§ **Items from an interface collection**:
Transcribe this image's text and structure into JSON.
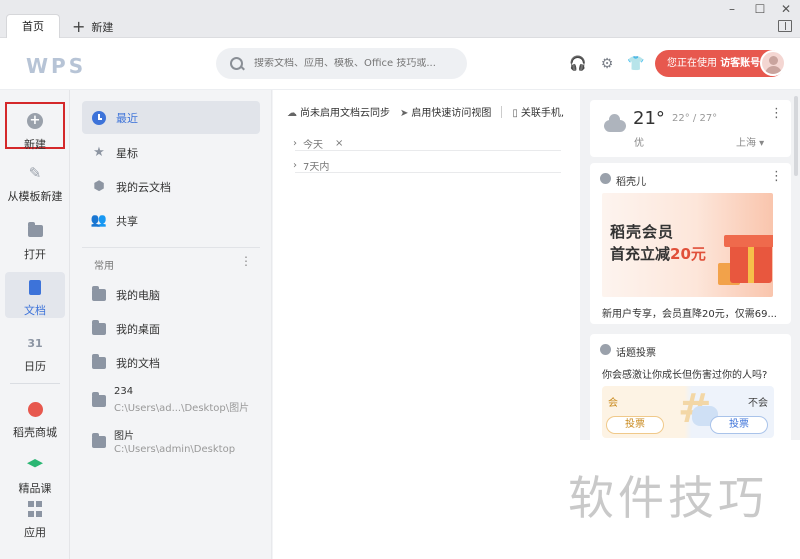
{
  "tabs": {
    "home": "首页",
    "new": "新建"
  },
  "header": {
    "logo": "WPS",
    "search_placeholder": "搜索文档、应用、模板、Office 技巧或...",
    "visitor_prefix": "您正在使用 ",
    "visitor_name": "访客账号"
  },
  "leftnav": {
    "new": "新建",
    "from_template": "从模板新建",
    "open": "打开",
    "docs": "文档",
    "calendar": "日历",
    "calendar_icon_text": "31",
    "store": "稻壳商城",
    "courses": "精品课",
    "apps": "应用"
  },
  "col2": {
    "recent": "最近",
    "starred": "星标",
    "cloud": "我的云文档",
    "shared": "共享",
    "common_header": "常用",
    "my_pc": "我的电脑",
    "my_desktop": "我的桌面",
    "my_docs": "我的文档",
    "folder1_name": "234",
    "folder1_path": "C:\\Users\\ad...\\Desktop\\图片",
    "folder2_name": "图片",
    "folder2_path": "C:\\Users\\admin\\Desktop"
  },
  "main": {
    "tool1": "尚未启用文档云同步",
    "tool2": "启用快速访问视图",
    "tool3": "关联手机,",
    "group_today": "今天",
    "group_7days": "7天内"
  },
  "weather": {
    "temp": "21°",
    "range": "22° / 27°",
    "quality": "优",
    "city": "上海"
  },
  "ad": {
    "title": "稻壳儿",
    "banner_line1": "稻壳会员",
    "banner_line2a": "首充立减",
    "banner_line2b": "20元",
    "text": "新用户专享，会员直降20元，仅需69..."
  },
  "poll": {
    "title": "话题投票",
    "question": "你会感激让你成长但伤害过你的人吗?",
    "yes": "会",
    "no": "不会",
    "vote": "投票"
  },
  "watermark": "软件技巧"
}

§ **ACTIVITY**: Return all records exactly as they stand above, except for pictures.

§ **RESULT OF THIS EXERCISE**:
Transcribe this image's text and structure into JSON.
{
  "tabs": {
    "home": "首页",
    "new": "新建"
  },
  "header": {
    "logo": "WPS",
    "search_placeholder": "搜索文档、应用、模板、Office 技巧或...",
    "visitor_prefix": "您正在使用 ",
    "visitor_name": "访客账号"
  },
  "leftnav": {
    "new": "新建",
    "from_template": "从模板新建",
    "open": "打开",
    "docs": "文档",
    "calendar": "日历",
    "calendar_icon_text": "31",
    "store": "稻壳商城",
    "courses": "精品课",
    "apps": "应用"
  },
  "col2": {
    "recent": "最近",
    "starred": "星标",
    "cloud": "我的云文档",
    "shared": "共享",
    "common_header": "常用",
    "my_pc": "我的电脑",
    "my_desktop": "我的桌面",
    "my_docs": "我的文档",
    "folder1_name": "234",
    "folder1_path": "C:\\Users\\ad...\\Desktop\\图片",
    "folder2_name": "图片",
    "folder2_path": "C:\\Users\\admin\\Desktop"
  },
  "main": {
    "tool1": "尚未启用文档云同步",
    "tool2": "启用快速访问视图",
    "tool3": "关联手机,",
    "group_today": "今天",
    "group_7days": "7天内"
  },
  "weather": {
    "temp": "21°",
    "range": "22° / 27°",
    "quality": "优",
    "city": "上海"
  },
  "ad": {
    "title": "稻壳儿",
    "banner_line1": "稻壳会员",
    "banner_line2a": "首充立减",
    "banner_line2b": "20元",
    "text": "新用户专享，会员直降20元，仅需69..."
  },
  "poll": {
    "title": "话题投票",
    "question": "你会感激让你成长但伤害过你的人吗?",
    "yes": "会",
    "no": "不会",
    "vote": "投票"
  },
  "watermark": "软件技巧"
}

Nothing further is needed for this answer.